Actually I try to tell me this all the time, and rarely succeed in remembering it. The terrible-I-can’t-get-out-of-bed-things-are-so-bad issue that you are dealing with right now won’t be there in a year. In just one year you will have a hard time recalling the name of the brother of the child in your class who caused you so much angst. In two years you won’t remember the child’s last name. In five years you will have to really think to remember her first name. Unbelievable, but true. Our brains are great at spring cleaning that nonsense out.
So I am going to try to not let the bad stuff take up so much of my life. And to do that I am going to…
2. Practice Mindfulness
Learning and cultivating skills of mindfulness—the ability to stay focused on one’s present experience with nonjudgmental awareness—can help us in our work and personal lives. Taking a few moments to focus only on your own breathing and state of well-being reteaches your brain that you have control of yourself, and that the chaos around you is just that, around you. You do not need to be part of it. Read more about mindfulness and apps that can help you to integrate skills into your daily schedule here.
3. It’s Not As Good As I Thought
I have improved upon this. Latest iphones, ipads, tv gadgets, screencasts, cooking tools: I want them all. If someone has something, I want it too. What’s that all about?
This year I took a long hard look at the things I thought I wanted and what impact they would really have on my life. For instance, for three years I thought I wanted an apple watch. A friend had one. I don’t really like how they look. I turn all notifications off on my phone because I never want anyone to bother me. I hate it when I am in a restaurant and someone is looking at their phone. I am proud to say I did not get one. And guess what? After initially gushing over it, just three months later my friend told me that she wasn’t wowed that much by her watch. I knew I would be that way too.
I guess it comes down the needs vs. wants common sense we are all meant to use, and also about being total honest with myself.
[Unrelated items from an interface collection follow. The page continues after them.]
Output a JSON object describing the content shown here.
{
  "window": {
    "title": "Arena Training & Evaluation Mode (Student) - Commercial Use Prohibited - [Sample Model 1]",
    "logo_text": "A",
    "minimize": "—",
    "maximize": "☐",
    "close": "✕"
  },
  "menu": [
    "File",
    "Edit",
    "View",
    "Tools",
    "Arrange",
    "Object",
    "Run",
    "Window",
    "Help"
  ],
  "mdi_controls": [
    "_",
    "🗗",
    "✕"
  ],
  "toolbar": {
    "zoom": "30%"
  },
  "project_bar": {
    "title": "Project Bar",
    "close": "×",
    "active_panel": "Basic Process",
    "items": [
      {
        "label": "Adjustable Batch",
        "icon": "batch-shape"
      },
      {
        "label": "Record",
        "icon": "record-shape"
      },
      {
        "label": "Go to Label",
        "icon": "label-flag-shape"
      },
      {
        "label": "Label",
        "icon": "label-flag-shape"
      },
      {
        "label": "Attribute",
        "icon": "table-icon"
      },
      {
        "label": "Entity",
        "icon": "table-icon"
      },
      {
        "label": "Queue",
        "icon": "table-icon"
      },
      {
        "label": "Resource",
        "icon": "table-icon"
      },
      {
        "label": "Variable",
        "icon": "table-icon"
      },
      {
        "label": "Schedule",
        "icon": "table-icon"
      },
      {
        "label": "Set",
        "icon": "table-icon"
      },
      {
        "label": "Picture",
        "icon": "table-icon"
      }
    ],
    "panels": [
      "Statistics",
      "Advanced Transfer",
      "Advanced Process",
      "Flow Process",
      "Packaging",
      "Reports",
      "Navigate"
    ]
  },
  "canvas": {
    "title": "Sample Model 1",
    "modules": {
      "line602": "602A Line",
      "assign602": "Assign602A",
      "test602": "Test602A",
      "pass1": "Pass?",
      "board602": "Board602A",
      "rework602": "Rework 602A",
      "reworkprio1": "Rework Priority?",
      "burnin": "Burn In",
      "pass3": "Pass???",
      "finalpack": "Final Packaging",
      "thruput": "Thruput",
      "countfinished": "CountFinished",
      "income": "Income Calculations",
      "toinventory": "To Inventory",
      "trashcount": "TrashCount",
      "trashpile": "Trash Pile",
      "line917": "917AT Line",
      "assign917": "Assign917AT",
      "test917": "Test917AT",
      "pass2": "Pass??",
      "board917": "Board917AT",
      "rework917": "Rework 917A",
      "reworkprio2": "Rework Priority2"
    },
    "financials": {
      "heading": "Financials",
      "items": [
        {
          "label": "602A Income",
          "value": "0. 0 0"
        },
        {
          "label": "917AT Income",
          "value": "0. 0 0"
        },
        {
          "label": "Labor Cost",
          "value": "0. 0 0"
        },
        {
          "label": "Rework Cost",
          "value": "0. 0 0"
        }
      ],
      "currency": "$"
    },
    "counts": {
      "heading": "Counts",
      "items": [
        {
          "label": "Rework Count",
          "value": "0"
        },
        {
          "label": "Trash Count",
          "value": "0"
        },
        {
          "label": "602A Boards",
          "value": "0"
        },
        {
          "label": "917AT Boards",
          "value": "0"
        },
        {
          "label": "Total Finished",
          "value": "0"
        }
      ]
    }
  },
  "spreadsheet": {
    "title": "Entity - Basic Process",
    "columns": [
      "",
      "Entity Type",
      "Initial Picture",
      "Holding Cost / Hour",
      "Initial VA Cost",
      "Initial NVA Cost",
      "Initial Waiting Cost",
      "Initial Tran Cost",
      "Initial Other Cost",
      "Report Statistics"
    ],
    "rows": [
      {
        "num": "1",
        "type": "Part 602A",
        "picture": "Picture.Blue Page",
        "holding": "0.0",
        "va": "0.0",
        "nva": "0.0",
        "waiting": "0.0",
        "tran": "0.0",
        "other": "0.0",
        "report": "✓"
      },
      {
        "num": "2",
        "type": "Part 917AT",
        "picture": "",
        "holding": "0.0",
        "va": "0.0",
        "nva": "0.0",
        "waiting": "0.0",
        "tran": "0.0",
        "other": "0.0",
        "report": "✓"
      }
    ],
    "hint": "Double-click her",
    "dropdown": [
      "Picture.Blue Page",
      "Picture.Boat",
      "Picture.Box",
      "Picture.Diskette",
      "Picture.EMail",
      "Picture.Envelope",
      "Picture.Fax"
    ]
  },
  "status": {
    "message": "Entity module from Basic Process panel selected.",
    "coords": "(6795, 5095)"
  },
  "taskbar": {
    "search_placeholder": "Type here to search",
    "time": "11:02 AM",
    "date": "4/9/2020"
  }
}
Gadgets get old. They gather dust in the drawer with cords from long lost appliances.
I have too much ‘stuff’. But what really makes me happy is spending time with my husband and friends and family. I have had lots of fabulous memories from last year – meals with friends, vineyard visits, llama petting, times at the beach and the lake and in the mountains. Not one of them involved gadgetry.
4. Make Time for Yourself
This one is such a problem for me. Don’t get me wrong, it’s not like I am working my fingers to the bone, barely having time to sit down. Nope. I am extremely lucky – I have lots of spare time, and now that I am self-employed I can pretty much choose my working hours.
The issue is how I spend that down time. Too often it is related to gadgets (see number 3), that suck time out of my day and the soul from within me. I have good intentions of trying a new recipe, reading the seven new books I have, going on a walk around the park. But then I think, just five more minutes, and I am sucked back in to a world of people I am not really interested in, seeing them lead lives that mean nothing to me.
Also, making time for yourself isn’t just about making time for spa days and manicures. For me it means looking after myself by eating well and exercising – neither of which I find easy! Making myself go out running last year is actually something I pat myself on the back for. Going the first time was the worst, after that it became part of my routine. Even when I didn’t love it, I did it because I told myself my body needed me to do it.
But I also remember days I thought I would do something productive, and then ended up spending the evening scrolling. I remember what I was going to do – I wanted to begin a new painting project. I used to love painting. I cannot remember what I was so engrossed in on my screen. And I still haven’t started that new painting project…
Will do better.
5. Appreciate What You Have
I think my friends and family must be tired of hearing me say this, but I don’t care. Not everything in life is always easy. There will be sad times and problematic times. And there will be times that are so hard that it will be difficult to find a way forward.
For every day that is not hard, for every day that I am healthy and happy with my family and friends, I am so thankful. Dealing with onerous times, as we all have and we all will, has been a lesson in itself in making sure that I am grateful for every day where nothing happens.